Also, children who spent the most time in outdoor sporting activities had wider eye arteries compared to those who participated in outdoor sports the least.
Studies in adults suggest that narrowed blood vessels in the eyes indicate increased cardiovascular risk since they are part of the brain’s vascular system and respond as other vessels do to stress and disease.
By analyzing digital pictures of the blood vessels of the retina, researcher Tien Wong, PhD, and colleagues from the University of Melbourne were able to predict whether adults would develop high blood pressure or heart disease.
In the new study, which appears today in the American Heart Association journal Arteriosclerosis, Thrombosis and Vascular Biology, Wong and researchers from the University of Sydney report a link between total screen time and retinal artery width in children.
TV Time and Blood Vessel Width
The study included close to 1,500 6- and 7-year-olds living in Sydney, Australia.
The children’s parents completed questionnaires designed to assess how much time the kids spent watching TV or using other electronic equipment and how much time they spent engaging in physical pursuits.
Digital photographs were taken in the back of each child’s eyes to determine the width of the retinal blood vessels.
On average, the children spent just under two hours each day watching TV or in front of a computer or gaming device and just 36 minutes engaged in physical activity.
Kids who spent the most time in front of a screen had the narrowest retinal arteries. Those who engaged in the most outdoor physical activity had significantly wider retinal arteries than those who were the least active.

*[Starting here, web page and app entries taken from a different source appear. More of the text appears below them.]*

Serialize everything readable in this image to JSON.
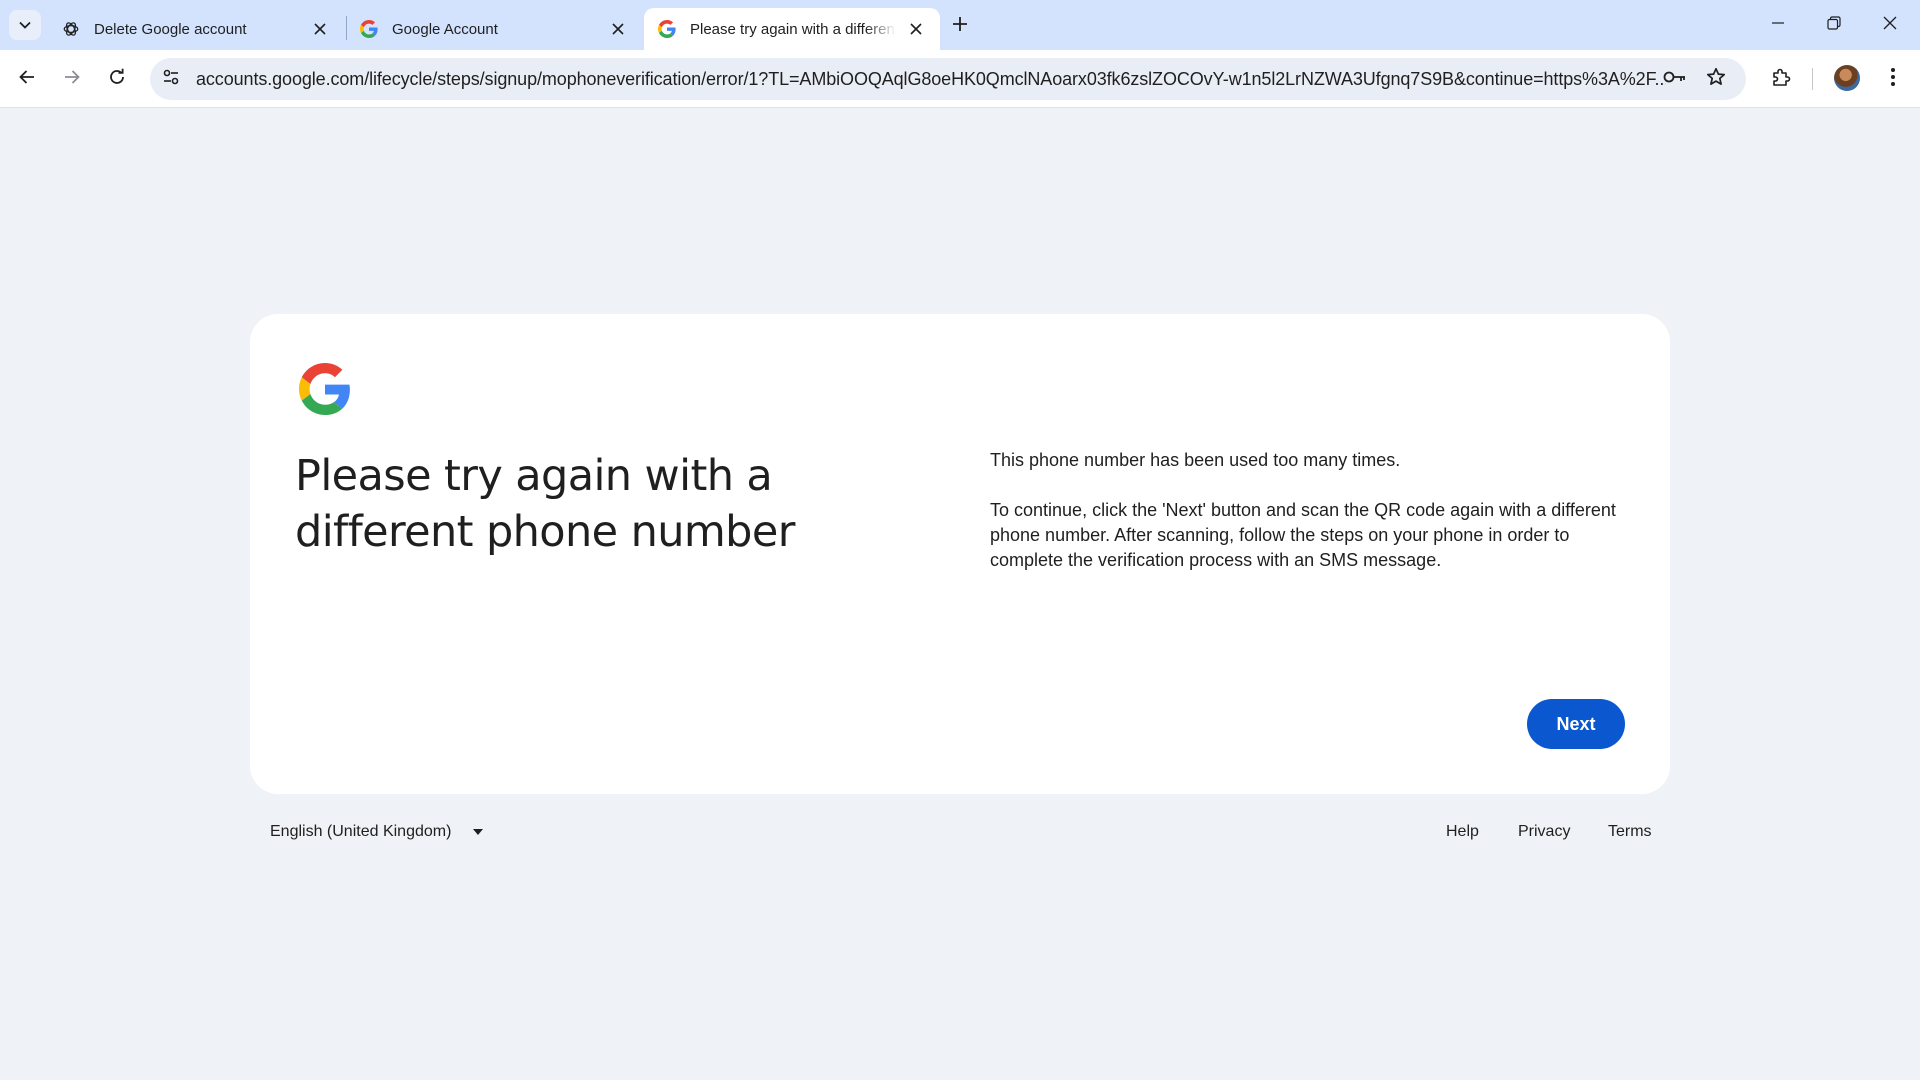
{
  "browser": {
    "tabs": [
      {
        "title": "Delete Google account",
        "icon": "chatgpt-icon",
        "active": false
      },
      {
        "title": "Google Account",
        "icon": "google-g-icon",
        "active": false
      },
      {
        "title": "Please try again with a different phone number",
        "icon": "google-g-icon",
        "active": true
      }
    ],
    "url": "accounts.google.com/lifecycle/steps/signup/mophoneverification/error/1?TL=AMbiOOQAqlG8oeHK0QmclNAoarx03fk6zslZOCOvY-w1n5l2LrNZWA3Ufgnq7S9B&continue=https%3A%2F..."
  },
  "page": {
    "heading": "Please try again with a different phone number",
    "paragraphs": [
      "This phone number has been used too many times.",
      "To continue, click the 'Next' button and scan the QR code again with a different phone number. After scanning, follow the steps on your phone in order to complete the verification process with an SMS message."
    ],
    "next_label": "Next"
  },
  "footer": {
    "language": "English (United Kingdom)",
    "links": [
      "Help",
      "Privacy",
      "Terms"
    ]
  },
  "colors": {
    "page_bg": "#eff2f6",
    "tabstrip_bg": "#d3e3fd",
    "primary_button": "#0b57d0"
  }
}
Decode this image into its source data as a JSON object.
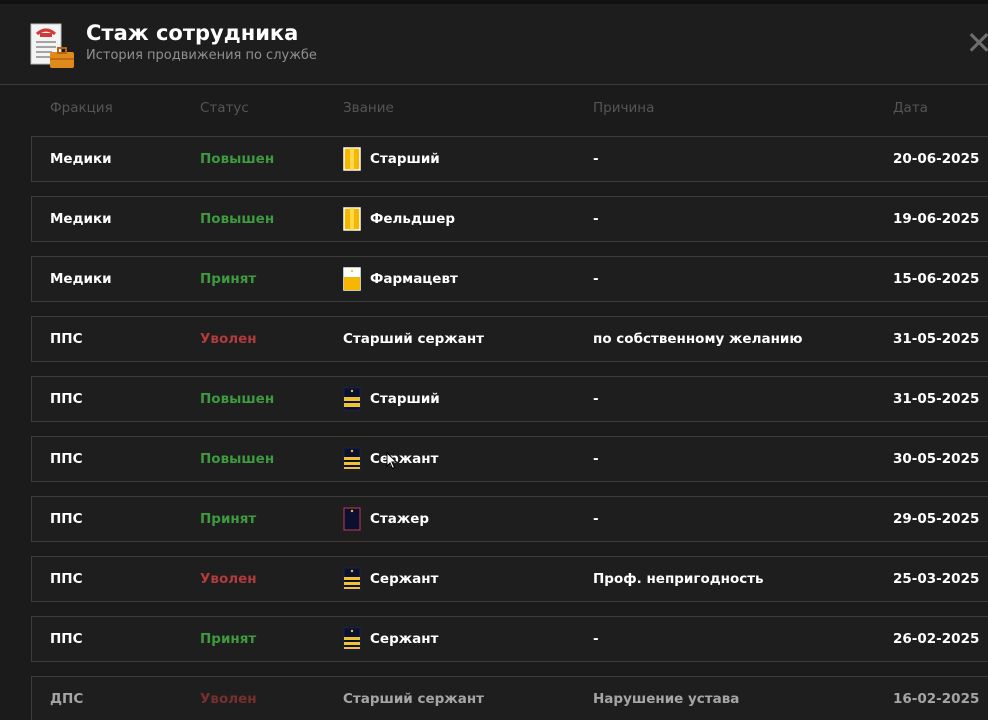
{
  "header": {
    "title": "Стаж сотрудника",
    "subtitle": "История продвижения по службе",
    "icon": "document-briefcase-icon",
    "close_icon": "close-icon"
  },
  "columns": [
    "Фракция",
    "Статус",
    "Звание",
    "Причина",
    "Дата"
  ],
  "colors": {
    "status_positive": "#3e9a3e",
    "status_fired": "#b13a3a",
    "medic_badge": "#f5b800",
    "police_badge": "#f2c12e"
  },
  "rows": [
    {
      "faction": "Медики",
      "status": "Повышен",
      "status_type": "up",
      "rank": "Старший",
      "badge": "medic-stripe",
      "reason": "-",
      "date": "20-06-2025"
    },
    {
      "faction": "Медики",
      "status": "Повышен",
      "status_type": "up",
      "rank": "Фельдшер",
      "badge": "medic-stripe",
      "reason": "-",
      "date": "19-06-2025"
    },
    {
      "faction": "Медики",
      "status": "Принят",
      "status_type": "accepted",
      "rank": "Фармацевт",
      "badge": "medic-half",
      "reason": "-",
      "date": "15-06-2025"
    },
    {
      "faction": "ППС",
      "status": "Уволен",
      "status_type": "fired",
      "rank": "Старший сержант",
      "badge": "none",
      "reason": "по собственному желанию",
      "date": "31-05-2025"
    },
    {
      "faction": "ППС",
      "status": "Повышен",
      "status_type": "up",
      "rank": "Старший",
      "badge": "police-stripes",
      "reason": "-",
      "date": "31-05-2025"
    },
    {
      "faction": "ППС",
      "status": "Повышен",
      "status_type": "up",
      "rank": "Сержант",
      "badge": "police-stripes",
      "reason": "-",
      "date": "30-05-2025"
    },
    {
      "faction": "ППС",
      "status": "Принят",
      "status_type": "accepted",
      "rank": "Стажер",
      "badge": "police-empty",
      "reason": "-",
      "date": "29-05-2025"
    },
    {
      "faction": "ППС",
      "status": "Уволен",
      "status_type": "fired",
      "rank": "Сержант",
      "badge": "police-stripes",
      "reason": "Проф. непригодность",
      "date": "25-03-2025"
    },
    {
      "faction": "ППС",
      "status": "Принят",
      "status_type": "accepted",
      "rank": "Сержант",
      "badge": "police-stripes",
      "reason": "-",
      "date": "26-02-2025"
    },
    {
      "faction": "ДПС",
      "status": "Уволен",
      "status_type": "fired",
      "rank": "Старший сержант",
      "badge": "none",
      "reason": "Нарушение устава",
      "date": "16-02-2025"
    }
  ]
}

Study researcher Bamini Gopinath, PhD, of the University of Sydney, says a sedentary lifestyle even very early in life appears to affect blood vessel health and increase cardiovascular disease risk.

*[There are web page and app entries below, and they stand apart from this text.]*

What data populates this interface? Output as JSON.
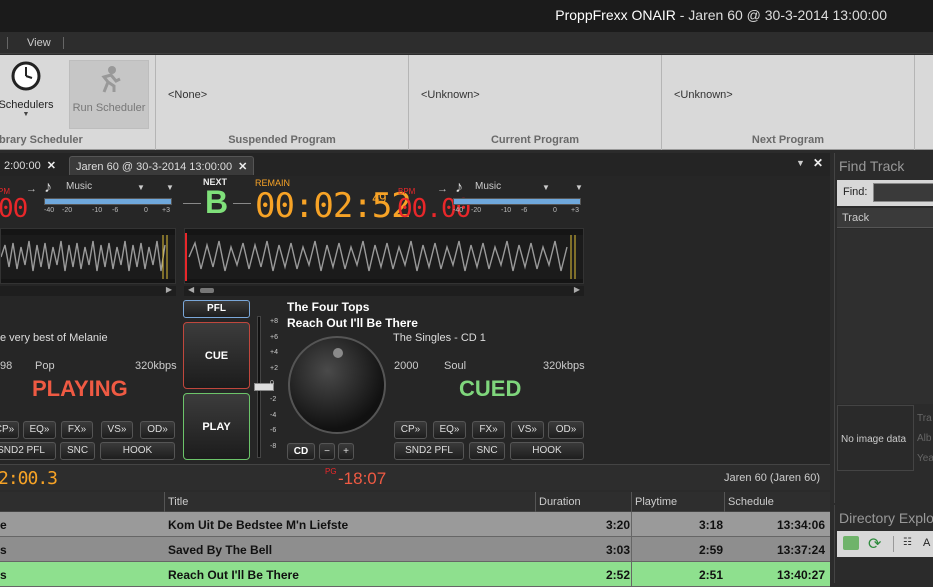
{
  "window": {
    "app_name": "ProppFrexx ONAIR",
    "title_rest": "- Jaren 60 @ 30-3-2014 13:00:00"
  },
  "menu": {
    "view_label": "View"
  },
  "ribbon": {
    "schedulers_label": "Schedulers",
    "run_scheduler_label": "Run Scheduler",
    "library_scheduler_group": "ibrary  Scheduler",
    "suspended_program_value": "<None>",
    "suspended_program_label": "Suspended Program",
    "current_program_value": "<Unknown>",
    "current_program_label": "Current Program",
    "next_program_value": "<Unknown>",
    "next_program_label": "Next Program"
  },
  "tabs": {
    "first_tab": "2:00:00",
    "active_tab": "Jaren 60 @ 30-3-2014 13:00:00"
  },
  "player": {
    "deck_a": {
      "bpm_label": "PM",
      "bpm_value": "00",
      "source_label": "Music",
      "album": "e very best of Melanie",
      "year": "98",
      "genre": "Pop",
      "bitrate": "320kbps",
      "status": "PLAYING",
      "buttons": [
        "CP»",
        "EQ»",
        "FX»",
        "VS»",
        "OD»"
      ],
      "buttons2": [
        "SND2 PFL",
        "SNC",
        "HOOK"
      ]
    },
    "next_label": "NEXT",
    "next_deck": "B",
    "remain_label": "REMAIN",
    "remain_value": "00:02:52",
    "remain_frac": "49",
    "deck_b": {
      "bpm_label": "BPM",
      "bpm_value": "00.00",
      "source_label": "Music",
      "artist": "The Four Tops",
      "title": "Reach Out I'll Be There",
      "album": "The Singles - CD 1",
      "year": "2000",
      "genre": "Soul",
      "bitrate": "320kbps",
      "status": "CUED",
      "buttons": [
        "CP»",
        "EQ»",
        "FX»",
        "VS»",
        "OD»"
      ],
      "buttons2": [
        "SND2 PFL",
        "SNC",
        "HOOK"
      ]
    },
    "meter_scale": [
      "-40",
      "-20",
      "-10",
      "-6",
      "0",
      "+3"
    ],
    "pfl_label": "PFL",
    "cue_label": "CUE",
    "play_label": "PLAY",
    "cd_label": "CD",
    "minus_label": "−",
    "plus_label": "+",
    "pitch_scale": [
      "+8",
      "+6",
      "+4",
      "+2",
      "0",
      "-2",
      "-4",
      "-6",
      "-8"
    ],
    "elapsed": "2:00.3",
    "pg_label": "PG",
    "pg_value": "-18:07",
    "program_info": "Jaren 60 (Jaren 60)"
  },
  "find_track": {
    "title": "Find Track",
    "find_label": "Find:",
    "track_col": "Track",
    "no_image": "No image data",
    "side_labels": [
      "Tra",
      "Alb",
      "Yea"
    ]
  },
  "directory_explorer": {
    "title": "Directory Explo",
    "btn_label": "A"
  },
  "playlist": {
    "columns": [
      "Title",
      "Duration",
      "Playtime",
      "Schedule"
    ],
    "rows": [
      {
        "artist_tail": "e",
        "title": "Kom Uit De Bedstee M'n Liefste",
        "duration": "3:20",
        "playtime": "3:18",
        "schedule": "13:34:06",
        "bg": "#9a9a9a"
      },
      {
        "artist_tail": "s",
        "title": "Saved By The Bell",
        "duration": "3:03",
        "playtime": "2:59",
        "schedule": "13:37:24",
        "bg": "#8e8e8e"
      },
      {
        "artist_tail": "s",
        "title": "Reach Out I'll Be There",
        "duration": "2:52",
        "playtime": "2:51",
        "schedule": "13:40:27",
        "bg": "#8ee08e"
      }
    ]
  },
  "colors": {
    "led_red": "#e8272a",
    "remain_orange": "#f7a326",
    "playing": "#ef5a43",
    "cued": "#7fd67c",
    "next_green": "#7fe07a"
  }
}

She adds that the findings are preliminary and further research is needed to confirm them.
“We don’t really know what this means, from a clinical standpoint,” she tells WebMD. “Certainly it is suggestive of future cardiovascular risk, but we can’t say that with certainty.”
Message for Parents
Pediatric cardiologist and American Heart Association spokeswoman Dianne L. Atkins, MD, says the preliminary findings add to the evidence suggesting that lifestyle can influence cardiovascular risk even early in childhood.
Atkins is a professor of pediatrics at the University of Iowa Carver College of Medicine in Iowa City.
“This is another opportunity to send the message to parents that they need to limit the time their children spend in front of a screen, whether it is a TV, computer, or video game,” she tells WebMD.
According to the American Academy of Pediatrics (AAP), the average child and teen in the U.S. spends seven hours a day watching television or using computers, phones, and other electronic devices.
That’s four more hours than the average time children spent watching TV each day in 1999, and five hours more than the two-hour limit recommended by the AAP for children over age 2 (younger children should not watch TV at all, the group says).
“Kids should be encouraged to be more active, and the best way to do that is for parents to lead by example,” Atkins says.